> What to produce
Every line of the records that holds the word "cena" should be copied out.

> Saved data entries
:::::

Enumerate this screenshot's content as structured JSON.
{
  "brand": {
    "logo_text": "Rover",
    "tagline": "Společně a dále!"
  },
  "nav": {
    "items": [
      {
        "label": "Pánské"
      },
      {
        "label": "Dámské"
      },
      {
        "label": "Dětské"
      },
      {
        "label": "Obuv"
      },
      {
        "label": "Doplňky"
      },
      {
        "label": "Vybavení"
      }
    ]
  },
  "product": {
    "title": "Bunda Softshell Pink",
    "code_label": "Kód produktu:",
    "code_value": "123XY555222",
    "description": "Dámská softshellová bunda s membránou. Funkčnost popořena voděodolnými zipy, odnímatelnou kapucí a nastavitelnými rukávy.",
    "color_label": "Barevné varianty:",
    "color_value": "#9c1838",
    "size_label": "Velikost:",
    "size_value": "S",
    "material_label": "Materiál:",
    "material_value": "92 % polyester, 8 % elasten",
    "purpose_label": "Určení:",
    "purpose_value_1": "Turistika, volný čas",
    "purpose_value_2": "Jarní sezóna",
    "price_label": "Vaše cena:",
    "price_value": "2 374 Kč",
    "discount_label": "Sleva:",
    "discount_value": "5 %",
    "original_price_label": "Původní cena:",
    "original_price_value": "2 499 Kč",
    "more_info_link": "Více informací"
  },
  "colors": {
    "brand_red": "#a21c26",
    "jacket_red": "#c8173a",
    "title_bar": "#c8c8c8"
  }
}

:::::

> Response
    "price_label": "Vaše cena:",
    "original_price_label": "Původní cena:",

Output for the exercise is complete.